[Crossref]

T. Okuno, M. Hirano, T. Kato, M. Shigematsu, and M. Onishi, “Highly nonlinear and perfectly dispersion-flattened fibers for efficient optical signal processing applications,” Electron. Lett. 39, 972–974 (2003).
[Crossref]

T. Morioka, K. Okamoto, M. Ishii, and M. Saruwatari, “Low-noise, pulsewidth tunable picosecond to femtosecond pulse generation by spectral filtering of wideband supercontinuum with variable bandwidth arrayed-waveguide grating filters,” Electron. Lett. 32, 836–837 (1996).
[Crossref]

IEEE J. Quantum Electron. (1)

K. Saitoh and M. Koshiba, “Full-vectorial imaginary-distance beam propagation method based on a finite element scheme: application to photonic crystal fibers,” IEEE J. Quantum Electron. 38, 927–933 (2002).
[Crossref]

IEEE Photon. Technol. Lett. (1)

Y. Takushima, F. Futami, and K. Kikuchi, “Generation of over 140-nm-wide super-continuum from a normal dispersion fiber by using a mode-locked semiconductor laser source,” IEEE Photon. Technol. Lett. 10, 1560–1562 (1998).
[Crossref]
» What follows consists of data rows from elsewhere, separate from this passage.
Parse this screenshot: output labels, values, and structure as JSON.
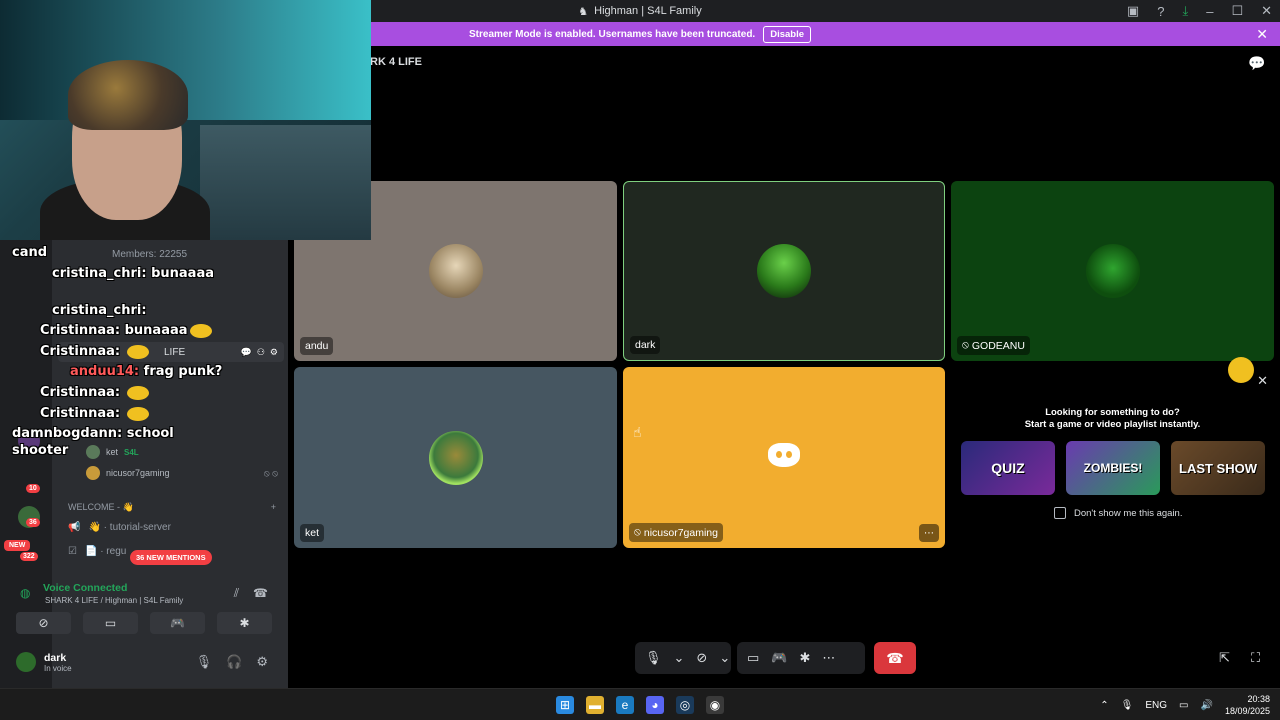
{
  "window": {
    "title": "Highman | S4L Family"
  },
  "streamer_bar": {
    "message": "Streamer Mode is enabled. Usernames have been truncated.",
    "disable_label": "Disable"
  },
  "stage": {
    "channel_title": "RK 4 LIFE"
  },
  "sidebar": {
    "members_label": "Members: 22255",
    "server_row_label": "LIFE",
    "voice_users": [
      {
        "name": "ket",
        "tag": "S4L"
      },
      {
        "name": "nicusor7gaming"
      }
    ],
    "category": "WELCOME - 👋",
    "channels": [
      {
        "name": "👋 · tutorial-server"
      },
      {
        "name": "📄 · regu"
      }
    ],
    "new_badge": "NEW",
    "mentions_badge": "36 NEW MENTIONS",
    "guild_badges": [
      "10",
      "36",
      "322"
    ]
  },
  "voice": {
    "status": "Voice Connected",
    "location": "SHARK 4 LIFE / Highman | S4L Family"
  },
  "user": {
    "name": "dark",
    "status": "In voice"
  },
  "chat_overlay": [
    {
      "user": "",
      "text": "cand"
    },
    {
      "user": "cristina_chri:",
      "text": "bunaaaa"
    },
    {
      "user": "cristina_chri:",
      "text": ""
    },
    {
      "user": "Cristinnaa:",
      "text": "bunaaaa"
    },
    {
      "user": "Cristinnaa:",
      "text": ""
    },
    {
      "user": "anduu14:",
      "text": "frag punk?"
    },
    {
      "user": "Cristinnaa:",
      "text": ""
    },
    {
      "user": "Cristinnaa:",
      "text": ""
    },
    {
      "user": "damnbogdann:",
      "text": "school"
    },
    {
      "user": "",
      "text": "shooter"
    }
  ],
  "tiles": [
    {
      "name": "andu"
    },
    {
      "name": "dark"
    },
    {
      "name": "GODEANU"
    },
    {
      "name": "ket"
    },
    {
      "name": "nicusor7gaming"
    }
  ],
  "activity": {
    "line1": "Looking for something to do?",
    "line2": "Start a game or video playlist instantly.",
    "games": [
      "QUIZ",
      "ZOMBIES!",
      "LAST SHOW"
    ],
    "dont_show": "Don't show me this again."
  },
  "taskbar": {
    "lang": "ENG",
    "time": "20:38",
    "date": "18/09/2025"
  },
  "icons": {
    "accent": "#a84ee0",
    "voice_green": "#23a55a",
    "hangup_red": "#da373c"
  }
}
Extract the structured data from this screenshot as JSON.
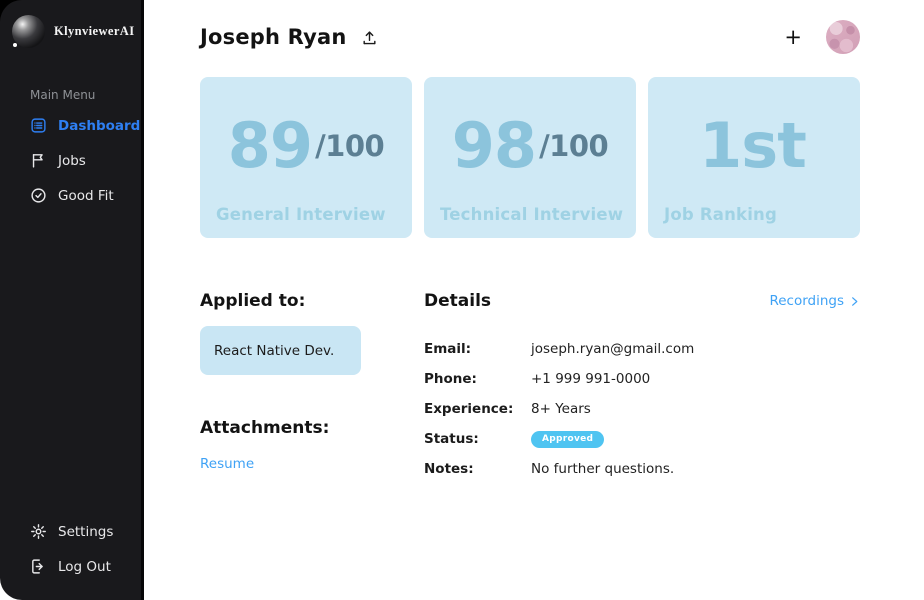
{
  "app": {
    "name": "KlynviewerAI"
  },
  "sidebar": {
    "section_label": "Main Menu",
    "items": [
      {
        "label": "Dashboard",
        "icon": "dashboard-list-icon",
        "active": true
      },
      {
        "label": "Jobs",
        "icon": "flag-icon",
        "active": false
      },
      {
        "label": "Good Fit",
        "icon": "check-circle-icon",
        "active": false
      }
    ],
    "footer_items": [
      {
        "label": "Settings",
        "icon": "gear-icon"
      },
      {
        "label": "Log Out",
        "icon": "logout-icon"
      }
    ]
  },
  "header": {
    "title": "Joseph Ryan",
    "upload_icon": "upload-icon",
    "add_label": "+",
    "avatar_icon": "avatar"
  },
  "score_cards": [
    {
      "value": "89",
      "suffix": "/100",
      "label": "General Interview"
    },
    {
      "value": "98",
      "suffix": "/100",
      "label": "Technical Interview"
    },
    {
      "value": "1st",
      "suffix": "",
      "label": "Job Ranking"
    }
  ],
  "applied_to": {
    "heading": "Applied to:",
    "job": "React Native Dev."
  },
  "attachments": {
    "heading": "Attachments:",
    "link": "Resume"
  },
  "details": {
    "heading": "Details",
    "recordings_label": "Recordings",
    "email_label": "Email:",
    "email_value": "joseph.ryan@gmail.com",
    "phone_label": "Phone:",
    "phone_value": "+1 999 991-0000",
    "experience_label": "Experience:",
    "experience_value": "8+ Years",
    "status_label": "Status:",
    "status_value": "Approved",
    "notes_label": "Notes:",
    "notes_value": "No further questions."
  },
  "colors": {
    "sidebar_bg": "#19191c",
    "active_blue": "#2e7ff2",
    "link_blue": "#3fa2f5",
    "badge_blue": "#4fc4f1",
    "card_bg": "#cfe9f5",
    "card_number": "#8cc4dc",
    "card_suffix": "#5c7f93",
    "card_label": "#9fd2e4"
  }
}
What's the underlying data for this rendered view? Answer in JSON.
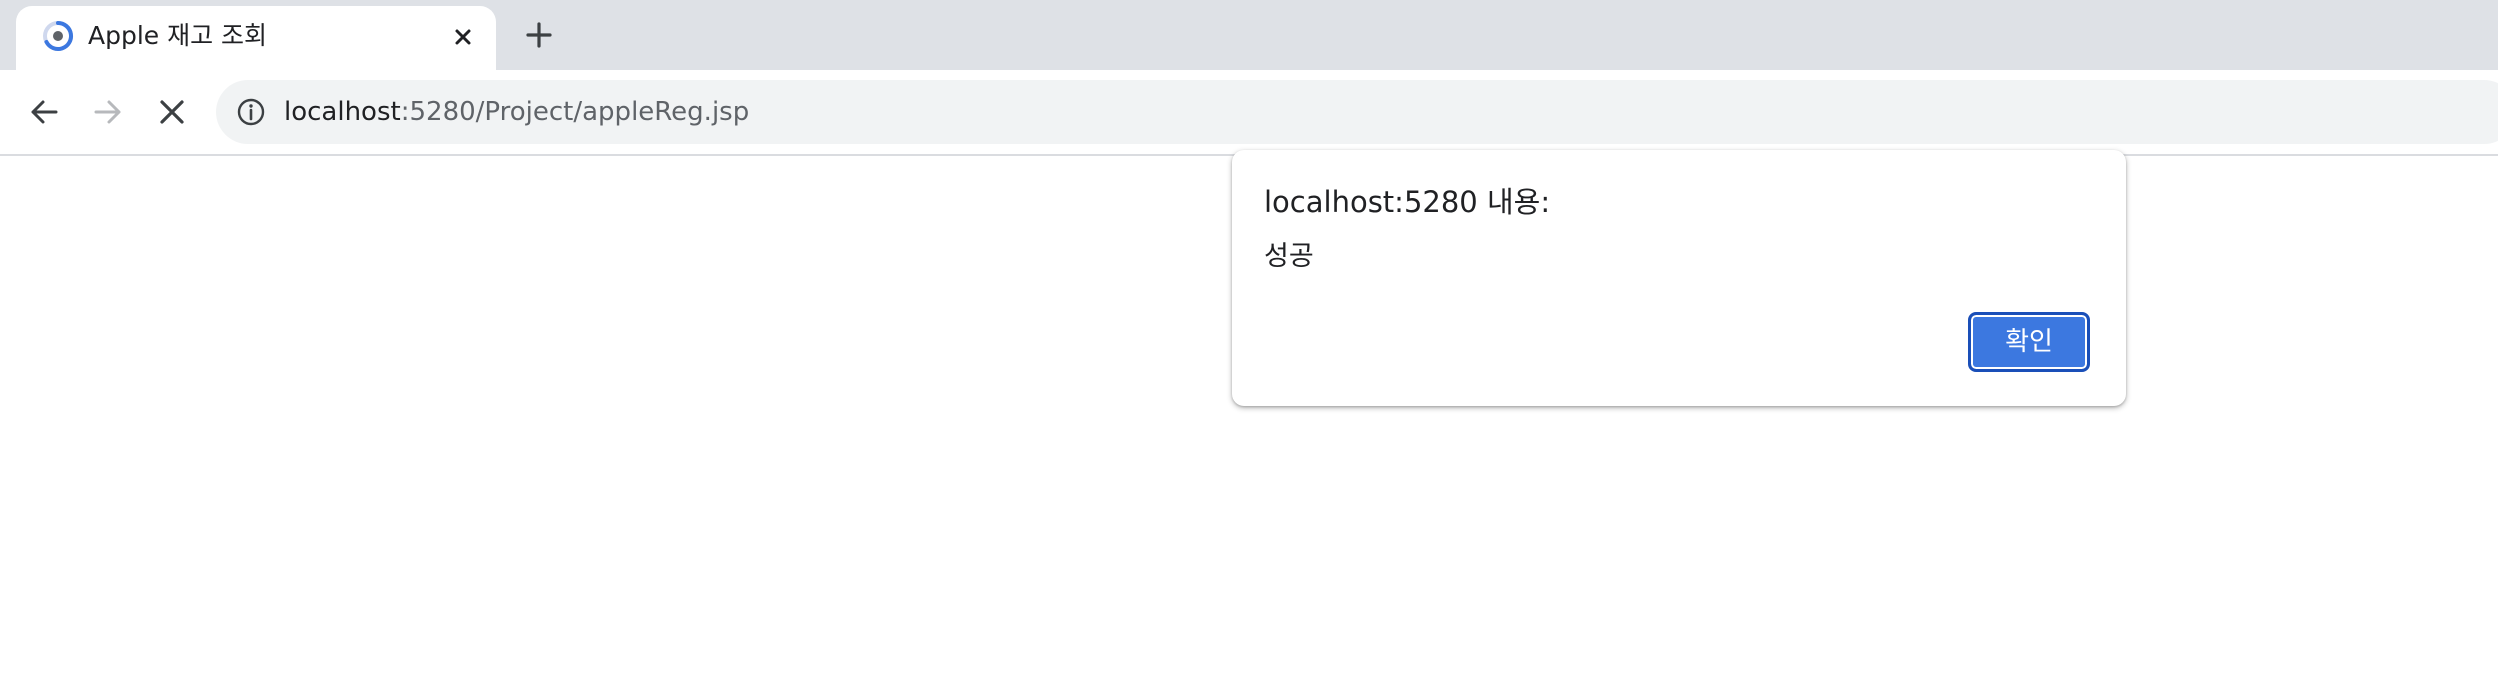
{
  "browser": {
    "tab": {
      "title": "Apple 재고 조회",
      "favicon": "loading-spinner-icon"
    },
    "address_bar": {
      "host": "localhost",
      "rest": ":5280/Project/appleReg.jsp"
    },
    "icons": {
      "back": "back-arrow-icon",
      "forward": "forward-arrow-icon",
      "stop": "stop-loading-icon",
      "info": "site-info-icon",
      "close_tab": "close-icon",
      "new_tab": "plus-icon"
    }
  },
  "dialog": {
    "title": "localhost:5280 내용:",
    "message": "성공",
    "ok_label": "확인"
  },
  "colors": {
    "tabstrip_bg": "#dee1e6",
    "omnibox_bg": "#f1f3f4",
    "accent": "#3c78e0"
  }
}
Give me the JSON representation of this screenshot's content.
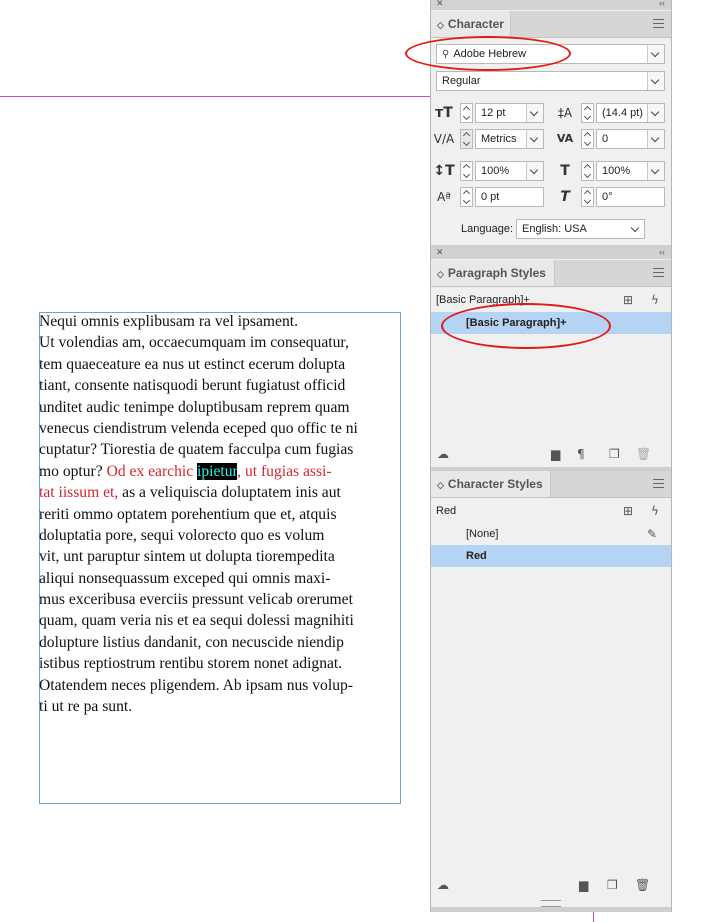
{
  "story": {
    "lines": [
      "Nequi omnis explibusam ra vel ipsament.",
      "Ut volendias am, occaecumquam im consequatur,",
      "tem quaeceature ea nus ut estinct ecerum dolupta",
      "tiant, consente natisquodi berunt fugiatust officid",
      "unditet audic tenimpe doluptibusam reprem quam",
      "venecus ciendistrum velenda eceped quo offic te ni",
      "cuptatur? Tiorestia de quatem facculpa cum fugias"
    ],
    "line8_plain": "mo optur? ",
    "line8_red": "Od ex earchic ",
    "line8_selected": "ipietur",
    "line8_red_after": ", ut fugias assi-",
    "line9_red": "tat iissum et,",
    "line9_plain": " as a veliquiscia doluptatem inis aut",
    "lines_after": [
      "reriti ommo optatem porehentium que et, atquis",
      "doluptatia pore, sequi volorecto quo es volum",
      "vit, unt paruptur sintem ut dolupta tiorempedita",
      "aliqui nonsequassum exceped qui omnis maxi-",
      "mus exceribusa everciis pressunt velicab orerumet",
      "quam, quam veria nis et ea sequi dolessi magnihiti",
      "dolupture listius dandanit, con necuscide niendip",
      "istibus reptiostrum rentibu storem nonet adignat.",
      "Otatendem neces pligendem. Ab ipsam nus volup-",
      "ti ut re pa sunt."
    ]
  },
  "character_panel": {
    "title": "Character",
    "font_family": "Adobe Hebrew",
    "font_style": "Regular",
    "font_size": "12 pt",
    "leading": "(14.4 pt)",
    "kerning": "Metrics",
    "tracking": "0",
    "vertical_scale": "100%",
    "horizontal_scale": "100%",
    "baseline_shift": "0 pt",
    "skew": "0°",
    "language_label": "Language:",
    "language": "English: USA"
  },
  "paragraph_styles": {
    "title": "Paragraph Styles",
    "current": "[Basic Paragraph]+",
    "items": [
      "[Basic Paragraph]+"
    ]
  },
  "character_styles": {
    "title": "Character Styles",
    "current": "Red",
    "items": [
      "[None]",
      "Red"
    ]
  },
  "colors": {
    "selection_highlight": "#b5d3f3",
    "annotation_circle": "#e01919",
    "red_text": "#d22730",
    "selected_text": "#2ff0e8"
  }
}
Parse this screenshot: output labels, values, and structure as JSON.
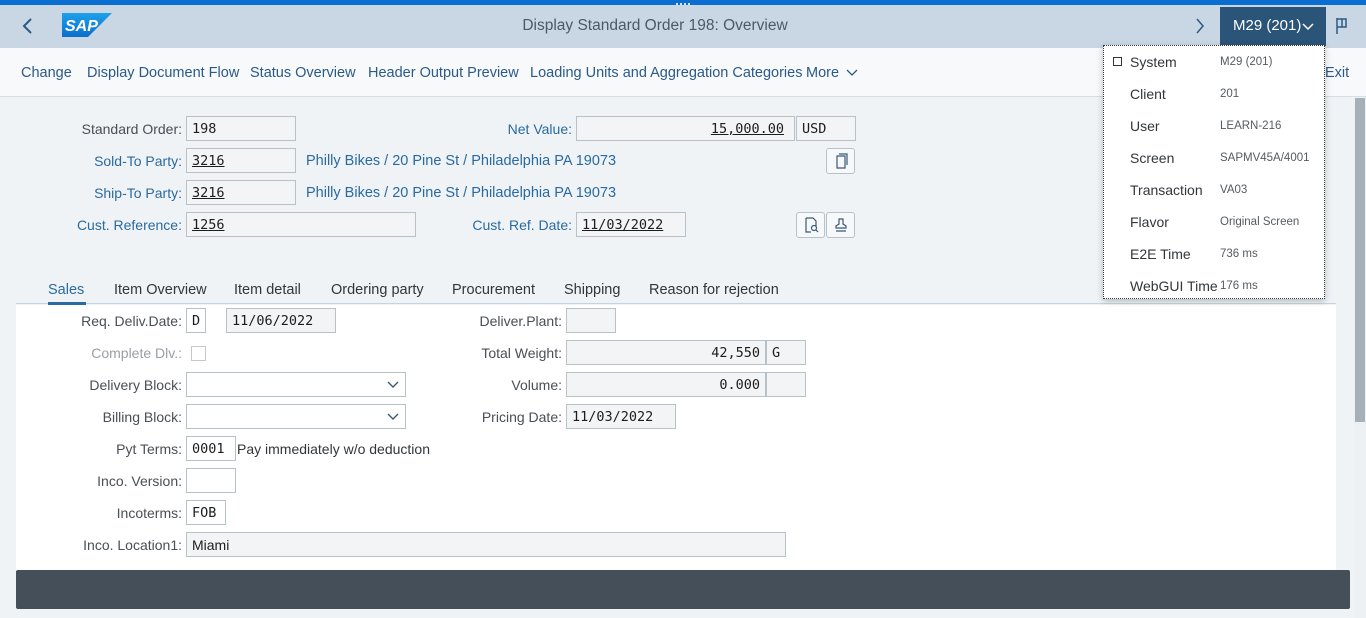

J. Lightwave Technol. (1)

W. Lieber, M. Loch, H. Etzkorn, W.E. Heinlein, K.-F. Klein, H.U. Bonewitz, and A. Mühlich, “Three-step index strictly single-mode, only F-doped silica fibers for broad-band low dispersion,” J. Lightwave Technol. LT-4, 715–719 (1986).
[Crossref]

J. Opt. Soc. Am. B (1)

Opt. Express (4)

Science (1)

P. St. J. Russell, “Photonic crystal fibers,” Science 299, 358–362 (2003).
[Crossref] [PubMed]

Other (2)

A. Bjarklev, J. Broeng, and A.S. Bjarklev, Photonic Crystal Fibres, (Kluwer Academic Publishers, 2003).
[Crossref]

G. Agrawal, Nonlinear Fiber Optics, Academic Press (San Diego, CA), 2dn Edition (1995).

Cited By

OSA participates in Crossref's Cited-By Linking service. Citing articles from OSA journals and other participating publishers are listed here.

Alert me when this article is cited.


Figures (4)

Fig. 1.
Fig. 1. Examples of PCFs and their effective refractive-index profiles. The air-hole diameters are (a) d 1 > d 2 = … = dn and (b) d 2 < d 1 = d 3 = … = dn .
Fig. 2.
Fig. 2. (a) Highly nonlinear dispersion-flattened PCF with ten air-hole rings and (b) its effective refractive-index profile. The hole-to-hole spacing is Λ = 0.89 μm and the air-hole diameters are d 1 = 0.41Λ, d 2 = 0.85Λ, d 3 = 0.92Λ, d 4 = 0.53Λ, d 5 = … = d 10 = 0.60Λ.
Fig. 3.
Fig. 3. (a) Chromatic dispersion curve, (b) confinement loss, and (c) effective mode area as a function of wavelength for the HNDF-PCF with ten air-hole rings in Fig. 2(a).
Fig. 4.
Fig. 4. Evolution of (a) waveforms and (b) spectrums in HNDF-PCF.

Equations (1)

Equations on this page are rendered with MathJax. Learn more.

A z + α 2 A + i 2 β 2 2 A T 2 1 6 β 3 3 A T 3 i 24 β 4 4 A T 4 = i γ [ A 2 A + i λ c 2 π c T ( A 2 A ) T R A A 2 T ] ,

Metrics